▶ [WORK TO COMPLETE]
Return every record below exactly.

Segment Open

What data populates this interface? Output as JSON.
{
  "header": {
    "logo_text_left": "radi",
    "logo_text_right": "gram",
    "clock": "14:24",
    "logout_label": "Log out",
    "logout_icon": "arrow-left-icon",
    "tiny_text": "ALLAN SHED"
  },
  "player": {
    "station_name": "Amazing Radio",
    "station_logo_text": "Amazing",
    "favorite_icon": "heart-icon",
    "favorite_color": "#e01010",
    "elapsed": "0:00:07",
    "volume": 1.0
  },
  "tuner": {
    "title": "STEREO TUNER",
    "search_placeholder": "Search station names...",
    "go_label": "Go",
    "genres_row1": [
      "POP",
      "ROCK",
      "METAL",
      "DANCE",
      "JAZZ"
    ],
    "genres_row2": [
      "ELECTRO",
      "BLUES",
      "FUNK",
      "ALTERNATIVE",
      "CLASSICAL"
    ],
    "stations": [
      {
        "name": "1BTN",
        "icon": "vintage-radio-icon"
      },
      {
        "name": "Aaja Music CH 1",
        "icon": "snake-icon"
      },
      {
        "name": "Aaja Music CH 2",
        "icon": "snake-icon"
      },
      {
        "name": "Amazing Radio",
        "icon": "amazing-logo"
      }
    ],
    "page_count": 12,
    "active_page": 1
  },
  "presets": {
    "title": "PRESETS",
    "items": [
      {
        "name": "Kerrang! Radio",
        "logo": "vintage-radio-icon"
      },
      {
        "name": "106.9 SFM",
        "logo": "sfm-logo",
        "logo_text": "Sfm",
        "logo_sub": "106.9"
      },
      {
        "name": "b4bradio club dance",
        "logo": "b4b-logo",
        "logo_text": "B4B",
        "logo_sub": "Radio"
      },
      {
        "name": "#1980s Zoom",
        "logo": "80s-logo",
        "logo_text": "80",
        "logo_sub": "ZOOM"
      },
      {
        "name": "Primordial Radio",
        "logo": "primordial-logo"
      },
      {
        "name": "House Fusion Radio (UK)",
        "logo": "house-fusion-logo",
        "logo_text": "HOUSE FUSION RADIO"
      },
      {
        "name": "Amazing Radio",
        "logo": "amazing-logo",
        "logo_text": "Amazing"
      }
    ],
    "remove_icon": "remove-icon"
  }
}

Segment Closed

▶ [ANSWER TO THIS TASK]
What data populates this interface? Output as JSON.
{
  "header": {
    "logo_text_left": "radi",
    "logo_text_right": "gram",
    "clock": "14:24",
    "logout_label": "Log out",
    "logout_icon": "arrow-left-icon",
    "tiny_text": "ALLAN SHED"
  },
  "player": {
    "station_name": "Amazing Radio",
    "station_logo_text": "Amazing",
    "favorite_icon": "heart-icon",
    "favorite_color": "#e01010",
    "elapsed": "0:00:07",
    "volume": 1.0
  },
  "tuner": {
    "title": "STEREO TUNER",
    "search_placeholder": "Search station names...",
    "go_label": "Go",
    "genres_row1": [
      "POP",
      "ROCK",
      "METAL",
      "DANCE",
      "JAZZ"
    ],
    "genres_row2": [
      "ELECTRO",
      "BLUES",
      "FUNK",
      "ALTERNATIVE",
      "CLASSICAL"
    ],
    "stations": [
      {
        "name": "1BTN",
        "icon": "vintage-radio-icon"
      },
      {
        "name": "Aaja Music CH 1",
        "icon": "snake-icon"
      },
      {
        "name": "Aaja Music CH 2",
        "icon": "snake-icon"
      },
      {
        "name": "Amazing Radio",
        "icon": "amazing-logo"
      }
    ],
    "page_count": 12,
    "active_page": 1
  },
  "presets": {
    "title": "PRESETS",
    "items": [
      {
        "name": "Kerrang! Radio",
        "logo": "vintage-radio-icon"
      },
      {
        "name": "106.9 SFM",
        "logo": "sfm-logo",
        "logo_text": "Sfm",
        "logo_sub": "106.9"
      },
      {
        "name": "b4bradio club dance",
        "logo": "b4b-logo",
        "logo_text": "B4B",
        "logo_sub": "Radio"
      },
      {
        "name": "#1980s Zoom",
        "logo": "80s-logo",
        "logo_text": "80",
        "logo_sub": "ZOOM"
      },
      {
        "name": "Primordial Radio",
        "logo": "primordial-logo"
      },
      {
        "name": "House Fusion Radio (UK)",
        "logo": "house-fusion-logo",
        "logo_text": "HOUSE FUSION RADIO"
      },
      {
        "name": "Amazing Radio",
        "logo": "amazing-logo",
        "logo_text": "Amazing"
      }
    ],
    "remove_icon": "remove-icon"
  }
}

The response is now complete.